* [WHAT TO DO]: What follows is a set of records. Repeat them word for word.

---------- DATA UNDER STUDY ----------

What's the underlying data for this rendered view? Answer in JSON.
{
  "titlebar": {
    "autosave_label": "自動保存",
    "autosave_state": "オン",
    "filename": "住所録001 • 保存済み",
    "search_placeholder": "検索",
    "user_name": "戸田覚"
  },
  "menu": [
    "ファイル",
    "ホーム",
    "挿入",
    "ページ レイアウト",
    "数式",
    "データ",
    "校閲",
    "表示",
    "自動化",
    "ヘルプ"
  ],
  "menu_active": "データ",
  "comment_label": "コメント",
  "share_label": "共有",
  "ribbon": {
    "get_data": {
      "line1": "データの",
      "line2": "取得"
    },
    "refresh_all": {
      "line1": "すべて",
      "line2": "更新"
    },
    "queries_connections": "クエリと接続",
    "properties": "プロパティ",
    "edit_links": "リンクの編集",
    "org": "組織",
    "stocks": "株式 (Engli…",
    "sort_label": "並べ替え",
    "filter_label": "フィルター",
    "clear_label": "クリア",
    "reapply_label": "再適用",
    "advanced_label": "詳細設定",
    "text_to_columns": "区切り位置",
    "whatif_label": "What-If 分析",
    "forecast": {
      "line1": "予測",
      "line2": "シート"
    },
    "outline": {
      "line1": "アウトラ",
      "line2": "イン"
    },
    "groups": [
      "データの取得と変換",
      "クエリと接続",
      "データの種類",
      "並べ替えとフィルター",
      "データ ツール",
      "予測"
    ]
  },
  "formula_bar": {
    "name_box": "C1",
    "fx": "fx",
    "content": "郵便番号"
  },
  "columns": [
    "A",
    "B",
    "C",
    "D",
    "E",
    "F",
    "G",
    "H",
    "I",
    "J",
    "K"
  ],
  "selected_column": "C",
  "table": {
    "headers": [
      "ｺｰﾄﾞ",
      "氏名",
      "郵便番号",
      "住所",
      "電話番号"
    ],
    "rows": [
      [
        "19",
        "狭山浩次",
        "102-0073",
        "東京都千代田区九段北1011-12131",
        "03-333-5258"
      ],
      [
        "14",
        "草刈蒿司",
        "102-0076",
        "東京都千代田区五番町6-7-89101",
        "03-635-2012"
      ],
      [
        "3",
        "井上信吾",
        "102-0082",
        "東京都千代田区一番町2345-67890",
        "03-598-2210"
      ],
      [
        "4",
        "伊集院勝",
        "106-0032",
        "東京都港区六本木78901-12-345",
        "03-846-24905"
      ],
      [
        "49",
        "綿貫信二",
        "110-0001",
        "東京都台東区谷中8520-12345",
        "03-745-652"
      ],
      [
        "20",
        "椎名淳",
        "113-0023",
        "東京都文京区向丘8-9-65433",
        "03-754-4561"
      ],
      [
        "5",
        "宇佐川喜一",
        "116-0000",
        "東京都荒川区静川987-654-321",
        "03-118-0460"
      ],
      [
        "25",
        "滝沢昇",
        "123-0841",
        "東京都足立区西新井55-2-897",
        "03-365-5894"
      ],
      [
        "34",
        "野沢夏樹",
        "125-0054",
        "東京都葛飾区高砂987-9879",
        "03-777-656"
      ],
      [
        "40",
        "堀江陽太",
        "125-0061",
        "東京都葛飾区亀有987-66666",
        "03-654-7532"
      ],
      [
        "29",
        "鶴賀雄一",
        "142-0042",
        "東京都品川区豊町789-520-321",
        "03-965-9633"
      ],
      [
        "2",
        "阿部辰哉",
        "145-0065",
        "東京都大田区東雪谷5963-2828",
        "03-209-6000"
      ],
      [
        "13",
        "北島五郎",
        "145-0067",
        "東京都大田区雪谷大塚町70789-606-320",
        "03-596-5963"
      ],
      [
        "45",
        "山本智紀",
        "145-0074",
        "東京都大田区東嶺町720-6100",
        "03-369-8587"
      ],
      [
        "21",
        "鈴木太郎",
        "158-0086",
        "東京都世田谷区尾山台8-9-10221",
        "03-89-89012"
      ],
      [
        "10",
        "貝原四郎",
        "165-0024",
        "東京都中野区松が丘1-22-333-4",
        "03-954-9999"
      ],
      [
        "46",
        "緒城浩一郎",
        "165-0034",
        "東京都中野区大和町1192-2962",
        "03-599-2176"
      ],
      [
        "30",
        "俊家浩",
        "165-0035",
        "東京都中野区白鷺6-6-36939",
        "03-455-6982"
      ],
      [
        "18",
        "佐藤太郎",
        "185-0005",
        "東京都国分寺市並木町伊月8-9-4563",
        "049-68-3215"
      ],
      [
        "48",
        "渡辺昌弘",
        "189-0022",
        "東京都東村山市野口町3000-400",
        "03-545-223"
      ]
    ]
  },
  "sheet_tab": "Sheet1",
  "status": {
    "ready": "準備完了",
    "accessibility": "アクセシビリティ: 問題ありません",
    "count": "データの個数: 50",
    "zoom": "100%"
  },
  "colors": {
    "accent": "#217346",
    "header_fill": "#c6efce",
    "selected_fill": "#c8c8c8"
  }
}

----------

* [ANSWER SECTION]:
What's the underlying data for this rendered view? Answer in JSON.
{
  "titlebar": {
    "autosave_label": "自動保存",
    "autosave_state": "オン",
    "filename": "住所録001 • 保存済み",
    "search_placeholder": "検索",
    "user_name": "戸田覚"
  },
  "menu": [
    "ファイル",
    "ホーム",
    "挿入",
    "ページ レイアウト",
    "数式",
    "データ",
    "校閲",
    "表示",
    "自動化",
    "ヘルプ"
  ],
  "menu_active": "データ",
  "comment_label": "コメント",
  "share_label": "共有",
  "ribbon": {
    "get_data": {
      "line1": "データの",
      "line2": "取得"
    },
    "refresh_all": {
      "line1": "すべて",
      "line2": "更新"
    },
    "queries_connections": "クエリと接続",
    "properties": "プロパティ",
    "edit_links": "リンクの編集",
    "org": "組織",
    "stocks": "株式 (Engli…",
    "sort_label": "並べ替え",
    "filter_label": "フィルター",
    "clear_label": "クリア",
    "reapply_label": "再適用",
    "advanced_label": "詳細設定",
    "text_to_columns": "区切り位置",
    "whatif_label": "What-If 分析",
    "forecast": {
      "line1": "予測",
      "line2": "シート"
    },
    "outline": {
      "line1": "アウトラ",
      "line2": "イン"
    },
    "groups": [
      "データの取得と変換",
      "クエリと接続",
      "データの種類",
      "並べ替えとフィルター",
      "データ ツール",
      "予測"
    ]
  },
  "formula_bar": {
    "name_box": "C1",
    "fx": "fx",
    "content": "郵便番号"
  },
  "columns": [
    "A",
    "B",
    "C",
    "D",
    "E",
    "F",
    "G",
    "H",
    "I",
    "J",
    "K"
  ],
  "selected_column": "C",
  "table": {
    "headers": [
      "ｺｰﾄﾞ",
      "氏名",
      "郵便番号",
      "住所",
      "電話番号"
    ],
    "rows": [
      [
        "19",
        "狭山浩次",
        "102-0073",
        "東京都千代田区九段北1011-12131",
        "03-333-5258"
      ],
      [
        "14",
        "草刈蒿司",
        "102-0076",
        "東京都千代田区五番町6-7-89101",
        "03-635-2012"
      ],
      [
        "3",
        "井上信吾",
        "102-0082",
        "東京都千代田区一番町2345-67890",
        "03-598-2210"
      ],
      [
        "4",
        "伊集院勝",
        "106-0032",
        "東京都港区六本木78901-12-345",
        "03-846-24905"
      ],
      [
        "49",
        "綿貫信二",
        "110-0001",
        "東京都台東区谷中8520-12345",
        "03-745-652"
      ],
      [
        "20",
        "椎名淳",
        "113-0023",
        "東京都文京区向丘8-9-65433",
        "03-754-4561"
      ],
      [
        "5",
        "宇佐川喜一",
        "116-0000",
        "東京都荒川区静川987-654-321",
        "03-118-0460"
      ],
      [
        "25",
        "滝沢昇",
        "123-0841",
        "東京都足立区西新井55-2-897",
        "03-365-5894"
      ],
      [
        "34",
        "野沢夏樹",
        "125-0054",
        "東京都葛飾区高砂987-9879",
        "03-777-656"
      ],
      [
        "40",
        "堀江陽太",
        "125-0061",
        "東京都葛飾区亀有987-66666",
        "03-654-7532"
      ],
      [
        "29",
        "鶴賀雄一",
        "142-0042",
        "東京都品川区豊町789-520-321",
        "03-965-9633"
      ],
      [
        "2",
        "阿部辰哉",
        "145-0065",
        "東京都大田区東雪谷5963-2828",
        "03-209-6000"
      ],
      [
        "13",
        "北島五郎",
        "145-0067",
        "東京都大田区雪谷大塚町70789-606-320",
        "03-596-5963"
      ],
      [
        "45",
        "山本智紀",
        "145-0074",
        "東京都大田区東嶺町720-6100",
        "03-369-8587"
      ],
      [
        "21",
        "鈴木太郎",
        "158-0086",
        "東京都世田谷区尾山台8-9-10221",
        "03-89-89012"
      ],
      [
        "10",
        "貝原四郎",
        "165-0024",
        "東京都中野区松が丘1-22-333-4",
        "03-954-9999"
      ],
      [
        "46",
        "緒城浩一郎",
        "165-0034",
        "東京都中野区大和町1192-2962",
        "03-599-2176"
      ],
      [
        "30",
        "俊家浩",
        "165-0035",
        "東京都中野区白鷺6-6-36939",
        "03-455-6982"
      ],
      [
        "18",
        "佐藤太郎",
        "185-0005",
        "東京都国分寺市並木町伊月8-9-4563",
        "049-68-3215"
      ],
      [
        "48",
        "渡辺昌弘",
        "189-0022",
        "東京都東村山市野口町3000-400",
        "03-545-223"
      ]
    ]
  },
  "sheet_tab": "Sheet1",
  "status": {
    "ready": "準備完了",
    "accessibility": "アクセシビリティ: 問題ありません",
    "count": "データの個数: 50",
    "zoom": "100%"
  },
  "colors": {
    "accent": "#217346",
    "header_fill": "#c6efce",
    "selected_fill": "#c8c8c8"
  }
}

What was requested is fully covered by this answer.